“I think about her every week,” Kwoh says, reflecting on Lily Chin, mother of Vincent. “Her courage and unflagging commitment to securing justice for her son inspired and catalyzed a movement that continues to this very day.”
By now, its stature as a turning point in Asian American history secured, the Vincent Chin case is well-known. Out on the town, celebrating his forthcoming marriage with friends, Chin was hunted down and killed by two white auto workers who’d mistaken him for Japanese and taunted him with racial epithets.
What’s not as familiar is the role that Kwoh played, as the only out-of-town counsel to American Citizens for Justice, the Detroit-area group fighting for justice for Lily Chin’s son.

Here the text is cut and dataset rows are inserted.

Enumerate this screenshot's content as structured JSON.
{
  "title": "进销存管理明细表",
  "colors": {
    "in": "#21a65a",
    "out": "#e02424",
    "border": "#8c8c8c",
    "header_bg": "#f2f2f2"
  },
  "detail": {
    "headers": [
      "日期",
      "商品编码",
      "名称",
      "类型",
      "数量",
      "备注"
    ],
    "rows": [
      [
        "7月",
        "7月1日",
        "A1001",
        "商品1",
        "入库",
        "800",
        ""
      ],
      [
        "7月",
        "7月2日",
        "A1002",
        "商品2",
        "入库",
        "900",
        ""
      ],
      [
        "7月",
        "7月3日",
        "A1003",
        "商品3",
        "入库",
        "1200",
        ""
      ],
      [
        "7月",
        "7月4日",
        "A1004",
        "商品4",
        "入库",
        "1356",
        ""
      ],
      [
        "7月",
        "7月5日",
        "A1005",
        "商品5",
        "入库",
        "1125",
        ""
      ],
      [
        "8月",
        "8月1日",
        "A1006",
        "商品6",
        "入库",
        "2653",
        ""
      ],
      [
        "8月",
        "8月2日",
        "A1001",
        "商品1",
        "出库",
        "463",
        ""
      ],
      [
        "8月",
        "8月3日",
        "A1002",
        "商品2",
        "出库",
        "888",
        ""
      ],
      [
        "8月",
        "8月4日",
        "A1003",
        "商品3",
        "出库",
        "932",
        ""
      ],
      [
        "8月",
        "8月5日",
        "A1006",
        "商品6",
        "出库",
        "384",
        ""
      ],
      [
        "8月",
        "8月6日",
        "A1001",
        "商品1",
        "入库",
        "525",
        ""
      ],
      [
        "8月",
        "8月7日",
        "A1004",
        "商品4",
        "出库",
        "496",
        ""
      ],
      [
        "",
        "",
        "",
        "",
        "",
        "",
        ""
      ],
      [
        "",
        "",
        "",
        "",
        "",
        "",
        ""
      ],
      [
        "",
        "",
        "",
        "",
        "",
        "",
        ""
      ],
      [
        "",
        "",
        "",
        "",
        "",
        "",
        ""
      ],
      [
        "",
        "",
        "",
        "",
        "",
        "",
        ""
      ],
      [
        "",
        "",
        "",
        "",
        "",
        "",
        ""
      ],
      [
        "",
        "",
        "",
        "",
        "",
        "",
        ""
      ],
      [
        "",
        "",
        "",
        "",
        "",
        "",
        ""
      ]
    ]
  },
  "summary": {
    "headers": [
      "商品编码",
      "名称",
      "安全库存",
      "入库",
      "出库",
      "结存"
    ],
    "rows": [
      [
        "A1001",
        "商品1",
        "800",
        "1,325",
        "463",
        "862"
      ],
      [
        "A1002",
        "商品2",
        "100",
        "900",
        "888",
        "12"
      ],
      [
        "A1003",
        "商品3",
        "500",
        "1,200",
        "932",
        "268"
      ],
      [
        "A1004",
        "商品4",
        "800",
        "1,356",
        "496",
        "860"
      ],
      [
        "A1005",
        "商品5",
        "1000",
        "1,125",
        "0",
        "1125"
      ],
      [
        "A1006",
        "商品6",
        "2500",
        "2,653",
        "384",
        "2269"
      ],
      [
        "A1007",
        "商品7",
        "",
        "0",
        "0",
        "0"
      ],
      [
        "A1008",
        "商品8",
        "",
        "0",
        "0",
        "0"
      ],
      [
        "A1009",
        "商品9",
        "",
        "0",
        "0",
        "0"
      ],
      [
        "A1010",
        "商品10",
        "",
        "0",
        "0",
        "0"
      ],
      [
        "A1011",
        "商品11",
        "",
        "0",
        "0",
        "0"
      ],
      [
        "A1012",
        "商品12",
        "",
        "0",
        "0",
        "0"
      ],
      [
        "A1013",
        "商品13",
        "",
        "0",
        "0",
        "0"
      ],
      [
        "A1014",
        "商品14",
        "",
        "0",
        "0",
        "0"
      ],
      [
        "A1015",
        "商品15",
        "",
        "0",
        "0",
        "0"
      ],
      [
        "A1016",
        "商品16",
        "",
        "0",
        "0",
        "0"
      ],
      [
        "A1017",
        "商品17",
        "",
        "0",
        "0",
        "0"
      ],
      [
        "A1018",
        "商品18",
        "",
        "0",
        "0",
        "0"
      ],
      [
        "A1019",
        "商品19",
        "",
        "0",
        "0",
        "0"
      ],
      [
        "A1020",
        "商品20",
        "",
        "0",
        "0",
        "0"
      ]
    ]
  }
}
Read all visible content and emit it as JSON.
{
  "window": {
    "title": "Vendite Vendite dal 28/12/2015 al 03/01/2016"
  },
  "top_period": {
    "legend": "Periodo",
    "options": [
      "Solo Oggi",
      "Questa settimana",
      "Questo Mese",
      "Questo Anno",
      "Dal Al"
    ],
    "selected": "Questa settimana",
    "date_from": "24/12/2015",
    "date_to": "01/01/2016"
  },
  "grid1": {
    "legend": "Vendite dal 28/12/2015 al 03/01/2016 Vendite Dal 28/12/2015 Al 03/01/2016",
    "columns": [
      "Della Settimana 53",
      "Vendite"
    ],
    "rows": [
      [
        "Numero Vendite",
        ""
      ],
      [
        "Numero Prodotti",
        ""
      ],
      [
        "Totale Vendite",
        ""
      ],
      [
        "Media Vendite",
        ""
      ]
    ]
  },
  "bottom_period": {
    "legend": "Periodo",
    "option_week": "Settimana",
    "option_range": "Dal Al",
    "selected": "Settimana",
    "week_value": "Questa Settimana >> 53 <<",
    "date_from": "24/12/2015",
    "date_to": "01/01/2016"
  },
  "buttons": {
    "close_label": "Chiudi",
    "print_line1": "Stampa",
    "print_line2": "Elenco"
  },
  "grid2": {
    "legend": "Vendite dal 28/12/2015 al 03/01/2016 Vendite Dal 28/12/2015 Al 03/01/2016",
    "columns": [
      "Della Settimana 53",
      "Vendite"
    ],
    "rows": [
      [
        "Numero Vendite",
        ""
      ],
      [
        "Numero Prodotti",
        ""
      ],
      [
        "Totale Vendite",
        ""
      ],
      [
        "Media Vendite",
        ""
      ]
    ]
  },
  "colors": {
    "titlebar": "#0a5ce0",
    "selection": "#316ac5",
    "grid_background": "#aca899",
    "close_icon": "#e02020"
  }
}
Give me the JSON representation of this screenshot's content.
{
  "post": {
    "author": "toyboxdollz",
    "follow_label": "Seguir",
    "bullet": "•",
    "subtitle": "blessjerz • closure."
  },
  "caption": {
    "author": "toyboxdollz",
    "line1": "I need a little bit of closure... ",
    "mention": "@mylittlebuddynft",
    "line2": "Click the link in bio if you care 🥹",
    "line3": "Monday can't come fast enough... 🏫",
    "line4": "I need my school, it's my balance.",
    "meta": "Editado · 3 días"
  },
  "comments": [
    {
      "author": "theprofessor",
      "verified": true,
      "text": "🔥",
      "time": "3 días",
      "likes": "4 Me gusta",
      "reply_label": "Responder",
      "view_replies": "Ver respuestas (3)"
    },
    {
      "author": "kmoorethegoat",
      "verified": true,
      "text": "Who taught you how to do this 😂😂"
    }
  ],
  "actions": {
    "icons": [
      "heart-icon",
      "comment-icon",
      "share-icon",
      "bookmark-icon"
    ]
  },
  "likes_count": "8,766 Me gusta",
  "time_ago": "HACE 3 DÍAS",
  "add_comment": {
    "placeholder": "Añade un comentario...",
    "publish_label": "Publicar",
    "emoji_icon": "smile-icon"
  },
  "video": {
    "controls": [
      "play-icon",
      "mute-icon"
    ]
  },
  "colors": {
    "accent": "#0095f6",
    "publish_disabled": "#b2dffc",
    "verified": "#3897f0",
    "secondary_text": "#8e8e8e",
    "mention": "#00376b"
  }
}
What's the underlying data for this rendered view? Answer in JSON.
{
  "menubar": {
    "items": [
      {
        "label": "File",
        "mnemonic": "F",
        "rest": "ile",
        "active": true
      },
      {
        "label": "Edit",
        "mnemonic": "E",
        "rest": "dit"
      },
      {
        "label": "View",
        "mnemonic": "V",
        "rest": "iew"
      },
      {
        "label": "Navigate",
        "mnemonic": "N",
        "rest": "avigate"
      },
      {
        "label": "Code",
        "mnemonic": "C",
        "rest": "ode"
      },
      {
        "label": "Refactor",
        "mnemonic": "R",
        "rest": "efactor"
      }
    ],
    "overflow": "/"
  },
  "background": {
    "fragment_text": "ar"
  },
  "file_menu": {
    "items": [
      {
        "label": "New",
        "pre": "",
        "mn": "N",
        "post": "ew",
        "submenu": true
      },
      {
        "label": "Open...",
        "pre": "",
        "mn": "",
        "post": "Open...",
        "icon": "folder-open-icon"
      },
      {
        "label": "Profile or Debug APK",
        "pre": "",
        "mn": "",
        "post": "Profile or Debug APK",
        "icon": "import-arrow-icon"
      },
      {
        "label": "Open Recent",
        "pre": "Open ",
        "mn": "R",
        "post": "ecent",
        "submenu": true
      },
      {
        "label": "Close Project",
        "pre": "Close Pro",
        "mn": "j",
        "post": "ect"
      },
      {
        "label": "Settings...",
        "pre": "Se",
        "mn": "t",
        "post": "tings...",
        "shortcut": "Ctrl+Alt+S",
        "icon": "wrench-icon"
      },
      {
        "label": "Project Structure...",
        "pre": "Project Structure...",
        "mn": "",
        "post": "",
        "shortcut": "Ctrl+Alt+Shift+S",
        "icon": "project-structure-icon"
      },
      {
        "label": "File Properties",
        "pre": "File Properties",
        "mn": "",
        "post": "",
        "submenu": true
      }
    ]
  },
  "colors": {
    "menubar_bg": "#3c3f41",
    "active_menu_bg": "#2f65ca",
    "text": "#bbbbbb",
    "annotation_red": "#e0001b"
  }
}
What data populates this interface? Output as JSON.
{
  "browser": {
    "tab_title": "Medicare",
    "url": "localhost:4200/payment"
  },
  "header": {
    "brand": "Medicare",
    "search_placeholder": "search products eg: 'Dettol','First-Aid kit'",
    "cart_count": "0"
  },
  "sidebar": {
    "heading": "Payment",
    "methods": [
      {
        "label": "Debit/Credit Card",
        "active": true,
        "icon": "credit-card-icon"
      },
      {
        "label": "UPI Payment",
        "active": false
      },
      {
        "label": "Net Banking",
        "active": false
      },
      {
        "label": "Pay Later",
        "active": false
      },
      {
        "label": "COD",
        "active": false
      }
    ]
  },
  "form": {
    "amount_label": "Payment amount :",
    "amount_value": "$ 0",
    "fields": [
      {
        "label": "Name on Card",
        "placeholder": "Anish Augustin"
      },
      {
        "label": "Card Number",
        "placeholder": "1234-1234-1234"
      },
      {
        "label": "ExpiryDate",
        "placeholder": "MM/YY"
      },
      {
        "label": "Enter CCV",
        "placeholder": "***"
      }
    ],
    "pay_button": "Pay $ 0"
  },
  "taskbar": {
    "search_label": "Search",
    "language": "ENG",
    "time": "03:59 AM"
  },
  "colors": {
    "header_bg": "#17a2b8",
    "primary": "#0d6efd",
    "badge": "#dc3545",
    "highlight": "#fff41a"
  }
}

“I still remember vividly reading a brief piece in the L.A. Times about the sentence in the initial criminal trial,” Kwoh says. Mortified, he sought permission from APALC’s board to get involved. They immediately agreed.
He also recalls that the Times article named the local attorneys working on the case. He called them, asking if they could use his help. “They said, ‘can you come tomorrow?’”
Drawing on his past experience with civil rights litigation, Kwoh examined federal civil rights (hate crimes) laws and determined that a federal criminal prosecution of Chin’s killers could be brought. The biggest obstacle lay in persuading the conservative administration of Ronald Reagan—and his Department of Justice (DOJ)—to take on the case.
It would take a massive mobilizing and coordinating effort involving Asian American and ally communities.
Although the DOJ prosecution initially won a conviction, it was thrown out on appeal and a retrial ordered—and moved to Cincinnati, Ohio, a community with virtually no presence of Asian Americans. Unsurprisingly, the second trial resulted in acquittals for Chin’s killers.
“Neither of them would spend a single day in prison,” Kwoh observes.
While the mobilizing effort that persuaded the U.S. government to prosecute Chin’s killers was successful, ultimately, it had neither the resources nor infrastructure to bring public awareness to the case in Cincinnati. The experience reaffirmed for Kwoh the need for robust Asian American legal defense with staying power.
“In the specific case of Vincent Chin, the final outcome repeated the tragedy of his murder,” Kwoh reflects. “But the case and the intense mobilizing it precipitated set in motion forces that have been gathering in strength every year since then.”
As an example of that strong Asian American legal defense capability, APALC would rise in concert with the emergence of Asian American political consciousness — the final and most lasting legacy of Vincent and Lily Chin.
This article is part of Asian Americans Advancing Justice – Los Angeles‘ “30 Stories for 30 Years” series. It is posted with permission. The group advocates for civil rights and provides legal services, education, leadership development and policy analysis.
The 1982 killing of Vincent Chin is part of U.S. civil rights history. On Aug. 24 and 28, community groups will commemorate the 50th anniversary of the March on Washington. That 1963 event attracted about 200,000 people to Washington, D.C. and they brought concerns about civil rights, jobs and social policy. Visit Equal Voice News for coverage of the event. This post has been updated to reflect the year Chin died. In 1983, federal prosecutors filed charges in the case.